### WORK TASK
Print the full set of records below, character for character and picture-free.

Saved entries
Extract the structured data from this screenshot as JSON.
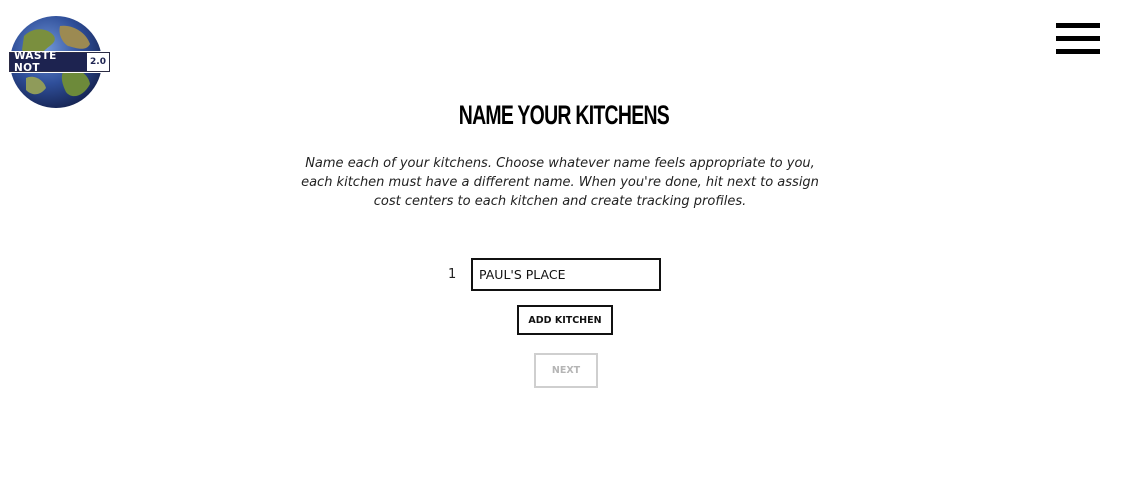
{
  "logo": {
    "name": "WASTE NOT",
    "version": "2.0"
  },
  "header": {
    "menu_icon": "hamburger-menu-icon"
  },
  "main": {
    "title": "NAME YOUR KITCHENS",
    "description": "Name each of your kitchens. Choose whatever name feels appropriate to you, each kitchen must have a different name. When you're done, hit next to assign cost centers to each kitchen and create tracking profiles.",
    "kitchens": [
      {
        "number": "1",
        "value": "PAUL'S PLACE"
      }
    ],
    "add_kitchen_label": "ADD KITCHEN",
    "next_label": "NEXT"
  },
  "colors": {
    "logo_navy": "#1d2350",
    "text": "#111111",
    "disabled": "#b5b5b5"
  }
}
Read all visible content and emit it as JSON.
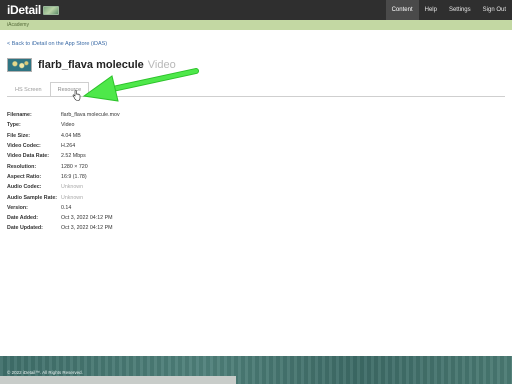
{
  "header": {
    "logo_text": "iDetail",
    "nav": [
      {
        "label": "Content",
        "active": true
      },
      {
        "label": "Help",
        "active": false
      },
      {
        "label": "Settings",
        "active": false
      },
      {
        "label": "Sign Out",
        "active": false
      }
    ]
  },
  "subbar": {
    "text": "iAcademy"
  },
  "back_link": "< Back to iDetail on the App Store (iDAS)",
  "asset": {
    "title": "flarb_flava molecule",
    "type_label": "Video"
  },
  "tabs": [
    {
      "label": "HS Screen",
      "active": false
    },
    {
      "label": "Resource",
      "active": true
    }
  ],
  "details": [
    {
      "label": "Filename:",
      "value": "flarb_flava molecule.mov",
      "muted": false
    },
    {
      "label": "Type:",
      "value": "Video",
      "muted": false
    },
    {
      "label": "File Size:",
      "value": "4.04 MB",
      "muted": false
    },
    {
      "label": "Video Codec:",
      "value": "H.264",
      "muted": false
    },
    {
      "label": "Video Data Rate:",
      "value": "2.52 Mbps",
      "muted": false
    },
    {
      "label": "Resolution:",
      "value": "1280 × 720",
      "muted": false
    },
    {
      "label": "Aspect Ratio:",
      "value": "16:9 (1.78)",
      "muted": false
    },
    {
      "label": "Audio Codec:",
      "value": "Unknown",
      "muted": true
    },
    {
      "label": "Audio Sample Rate:",
      "value": "Unknown",
      "muted": true
    },
    {
      "label": "Version:",
      "value": "0.14",
      "muted": false
    },
    {
      "label": "Date Added:",
      "value": "Oct 3, 2022 04:12 PM",
      "muted": false
    },
    {
      "label": "Date Updated:",
      "value": "Oct 3, 2022 04:12 PM",
      "muted": false
    }
  ],
  "footer": {
    "text": "© 2022 iDetail™. All Rights Reserved."
  },
  "colors": {
    "topbar": "#2f2f2f",
    "subbar": "#c3d8a3",
    "link": "#3a6aa6",
    "annotation_arrow": "#3fdc3a",
    "footer": "#4a7a73"
  }
}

### REPLY TO THE TASK
Extract the structured data from this screenshot as JSON.
{
  "logo": {
    "name": "WASTE NOT",
    "version": "2.0"
  },
  "header": {
    "menu_icon": "hamburger-menu-icon"
  },
  "main": {
    "title": "NAME YOUR KITCHENS",
    "description": "Name each of your kitchens. Choose whatever name feels appropriate to you, each kitchen must have a different name. When you're done, hit next to assign cost centers to each kitchen and create tracking profiles.",
    "kitchens": [
      {
        "number": "1",
        "value": "PAUL'S PLACE"
      }
    ],
    "add_kitchen_label": "ADD KITCHEN",
    "next_label": "NEXT"
  },
  "colors": {
    "logo_navy": "#1d2350",
    "text": "#111111",
    "disabled": "#b5b5b5"
  }
}
Read all visible content and emit it as JSON.
{
  "header": {
    "logo_text": "iDetail",
    "nav": [
      {
        "label": "Content",
        "active": true
      },
      {
        "label": "Help",
        "active": false
      },
      {
        "label": "Settings",
        "active": false
      },
      {
        "label": "Sign Out",
        "active": false
      }
    ]
  },
  "subbar": {
    "text": "iAcademy"
  },
  "back_link": "< Back to iDetail on the App Store (iDAS)",
  "asset": {
    "title": "flarb_flava molecule",
    "type_label": "Video"
  },
  "tabs": [
    {
      "label": "HS Screen",
      "active": false
    },
    {
      "label": "Resource",
      "active": true
    }
  ],
  "details": [
    {
      "label": "Filename:",
      "value": "flarb_flava molecule.mov",
      "muted": false
    },
    {
      "label": "Type:",
      "value": "Video",
      "muted": false
    },
    {
      "label": "File Size:",
      "value": "4.04 MB",
      "muted": false
    },
    {
      "label": "Video Codec:",
      "value": "H.264",
      "muted": false
    },
    {
      "label": "Video Data Rate:",
      "value": "2.52 Mbps",
      "muted": false
    },
    {
      "label": "Resolution:",
      "value": "1280 × 720",
      "muted": false
    },
    {
      "label": "Aspect Ratio:",
      "value": "16:9 (1.78)",
      "muted": false
    },
    {
      "label": "Audio Codec:",
      "value": "Unknown",
      "muted": true
    },
    {
      "label": "Audio Sample Rate:",
      "value": "Unknown",
      "muted": true
    },
    {
      "label": "Version:",
      "value": "0.14",
      "muted": false
    },
    {
      "label": "Date Added:",
      "value": "Oct 3, 2022 04:12 PM",
      "muted": false
    },
    {
      "label": "Date Updated:",
      "value": "Oct 3, 2022 04:12 PM",
      "muted": false
    }
  ],
  "footer": {
    "text": "© 2022 iDetail™. All Rights Reserved."
  },
  "colors": {
    "topbar": "#2f2f2f",
    "subbar": "#c3d8a3",
    "link": "#3a6aa6",
    "annotation_arrow": "#3fdc3a",
    "footer": "#4a7a73"
  }
}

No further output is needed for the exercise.